wear on the blocks after several uses. This is certainly not a
bad thing, and in fact should be seen as a source of
confidence. I had my lift for about a year and when I
inspected the inside of my columns I saw the telltale wear on
the blocks Ė on the 2 rear columns that engaged. The front
column (the one that collapsed) showed very little wear on the
blocks. (Pics coming later today - check back). The
other front column could not be inspected because itís on its
side with the lift laying on it. The lack of wear suggests to
me that the column that failed had probably not been strongly
engaging all along.

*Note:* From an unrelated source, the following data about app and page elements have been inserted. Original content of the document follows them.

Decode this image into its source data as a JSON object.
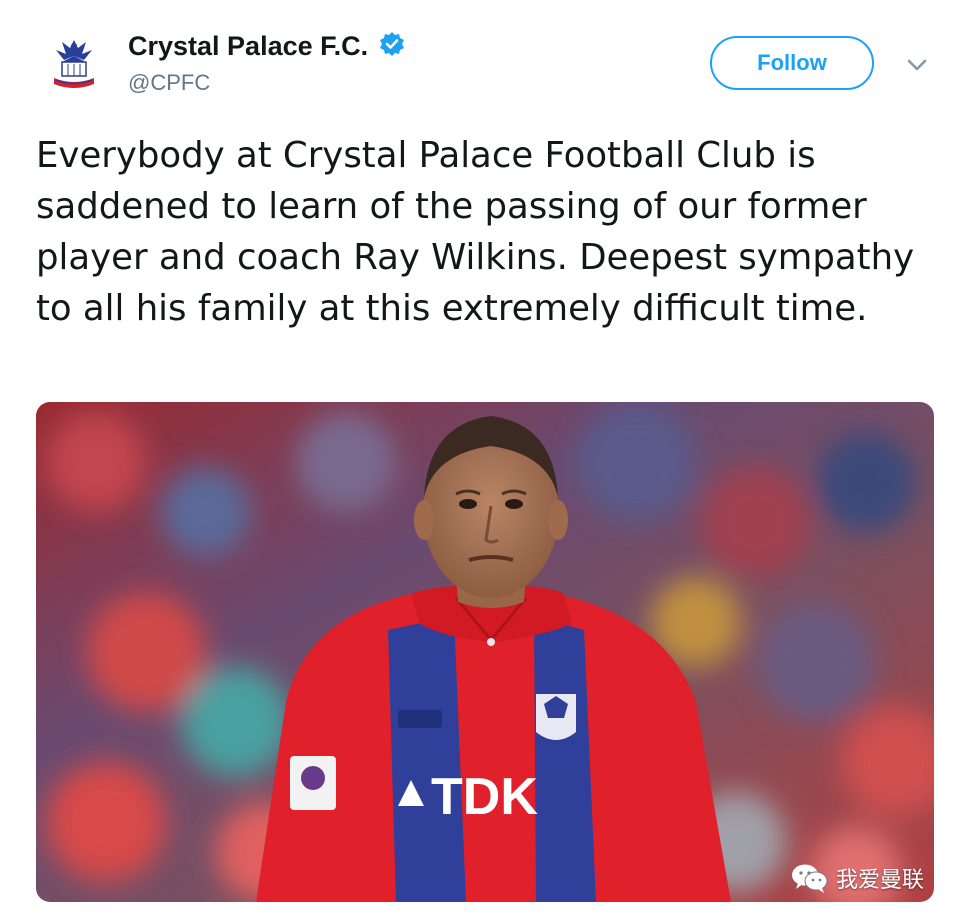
{
  "tweet": {
    "author": {
      "display_name": "Crystal Palace F.C.",
      "handle": "@CPFC",
      "verified": true,
      "avatar_icon": "crystal-palace-crest-icon"
    },
    "follow_label": "Follow",
    "menu_icon": "chevron-down-icon",
    "text": "Everybody at Crystal Palace Football Club is saddened to learn of the passing of our former player and coach Ray Wilkins. Deepest sympathy to all his family at this extremely difficult time.",
    "media": {
      "kind": "photo",
      "shirt_sponsor": "TDK"
    }
  },
  "watermark": {
    "text": "我爱曼联",
    "icon": "wechat-icon"
  },
  "colors": {
    "accent": "#1da1f2",
    "text": "#14171a",
    "muted": "#657786",
    "shirt_red": "#e0202a",
    "shirt_blue": "#2f3f9a"
  }
}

Obviously, when the lift is lowered onto
the lock blocks the tang of the lock would be pulled into the
locked condition if there was positive engagement (adequate
overlap between the tang and the block). If there was NOT

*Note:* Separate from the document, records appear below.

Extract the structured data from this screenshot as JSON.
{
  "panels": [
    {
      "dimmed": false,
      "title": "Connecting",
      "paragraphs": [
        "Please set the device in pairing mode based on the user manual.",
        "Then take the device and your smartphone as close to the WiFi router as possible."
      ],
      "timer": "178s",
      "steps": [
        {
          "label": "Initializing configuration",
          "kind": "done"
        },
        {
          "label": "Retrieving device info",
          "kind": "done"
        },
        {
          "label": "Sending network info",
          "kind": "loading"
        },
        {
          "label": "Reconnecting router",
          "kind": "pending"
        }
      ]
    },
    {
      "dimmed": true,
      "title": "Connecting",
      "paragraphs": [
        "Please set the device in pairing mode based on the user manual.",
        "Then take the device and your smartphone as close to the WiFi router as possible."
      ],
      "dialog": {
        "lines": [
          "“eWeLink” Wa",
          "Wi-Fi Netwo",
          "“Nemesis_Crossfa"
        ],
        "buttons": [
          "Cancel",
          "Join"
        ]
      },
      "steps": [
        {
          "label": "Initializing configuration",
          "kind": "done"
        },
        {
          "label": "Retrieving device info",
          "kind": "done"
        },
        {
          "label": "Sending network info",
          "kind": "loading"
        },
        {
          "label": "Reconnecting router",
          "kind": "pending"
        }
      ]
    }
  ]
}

adequate overlap the tang would remain unengaged, and thus,
unlocked. This seems to have been what happened in the case of
It is unclear to me why the one column showed significantly
less wear. I suppose it could be a tolerance buildup,
defective spring, or binding in the linkage.
What to do if you own a 4-post lift?
If EITHER the hydraulic/cable system OR the column locks
had operated as designed my lift would not have collapsed.
Both needed to occur to get the outcome I experienced. That
said, I would:
- Inspect your axle studs/bolts and bushings for
- Ask your manufacturer and ask if there are
inspection or lubrication requirements on the bushings.
Ask your manufacturer and ask if there are any product
improvements that could increase the safety of your lift.
Inspect your locking mechanism to see that the locks are
ALWAYS positively engaging.
- Periodically check your axle
studs/bolts (and any other related hardware) for tightness.
This summary is not an indictment of Perfect Park or any
other 4-post lift. As Iíve stated before, a lift is a tool,
and should be treated with care and respect. My incident,
hopefully, will lead to product improvements by the industry
and greater awareness by the operator.
69L71, 2:02 PM 4/3/2002]
Burgundy/Saddle Convertible - Loaded (For Sale) Click here for Pics
Black/black coupe, 4spd, 4.11 rear (Under Restoration) Click here for Pics
96' Black/Black LT4
Yeah, I'm the poor schmuck who's lift fell down. Lift Collapse Pics - Click here.
Previous Posts on the
C4s have that cute little Jennifer Love Hewitt butt
while the C5 looks more like J. Lopez